We vacate the judgment appealed from which dismissed the complaint and remand for further proceedings.




An early order indicated that the court intended to consider matters outside the pleadings and treat the matter as one involving summary judgment. The only outside matters on file at the time of judgment were affidavits by plaintiff. All subsequent orders speak solely in terms of pleadings deficits. The parties treat the matter as dismissed on the pleadings under Rule 12. We consider the appeal on this basis alone

An amended complaint asserted another cause of action for discriminatory nonpromotion in retaliation for filing the initial action. This claim was severed.
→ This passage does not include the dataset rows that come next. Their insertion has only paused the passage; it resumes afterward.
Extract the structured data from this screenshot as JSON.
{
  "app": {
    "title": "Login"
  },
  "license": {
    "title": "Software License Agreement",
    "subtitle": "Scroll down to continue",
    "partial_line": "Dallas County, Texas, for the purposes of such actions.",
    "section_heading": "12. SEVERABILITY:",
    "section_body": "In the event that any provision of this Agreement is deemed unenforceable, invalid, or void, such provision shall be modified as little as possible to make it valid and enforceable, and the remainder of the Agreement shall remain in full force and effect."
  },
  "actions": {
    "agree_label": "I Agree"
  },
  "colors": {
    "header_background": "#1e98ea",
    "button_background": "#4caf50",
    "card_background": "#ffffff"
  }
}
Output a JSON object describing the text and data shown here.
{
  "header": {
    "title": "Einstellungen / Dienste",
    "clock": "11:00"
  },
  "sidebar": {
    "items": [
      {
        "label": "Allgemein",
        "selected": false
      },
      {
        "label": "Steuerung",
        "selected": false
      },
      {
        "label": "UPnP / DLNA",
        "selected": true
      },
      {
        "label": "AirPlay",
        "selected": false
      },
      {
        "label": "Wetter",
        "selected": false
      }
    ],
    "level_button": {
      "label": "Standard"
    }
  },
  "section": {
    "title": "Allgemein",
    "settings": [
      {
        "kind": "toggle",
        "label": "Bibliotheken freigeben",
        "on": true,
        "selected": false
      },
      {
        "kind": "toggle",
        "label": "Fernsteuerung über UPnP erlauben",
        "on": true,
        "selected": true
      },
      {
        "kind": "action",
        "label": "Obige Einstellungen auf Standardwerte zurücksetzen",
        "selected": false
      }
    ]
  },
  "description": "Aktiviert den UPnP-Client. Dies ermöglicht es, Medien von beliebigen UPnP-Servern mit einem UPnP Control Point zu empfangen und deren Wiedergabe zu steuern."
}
The dismissal order here on appeal has been made final pursuant to Fed.R.Civ.P. 54(b).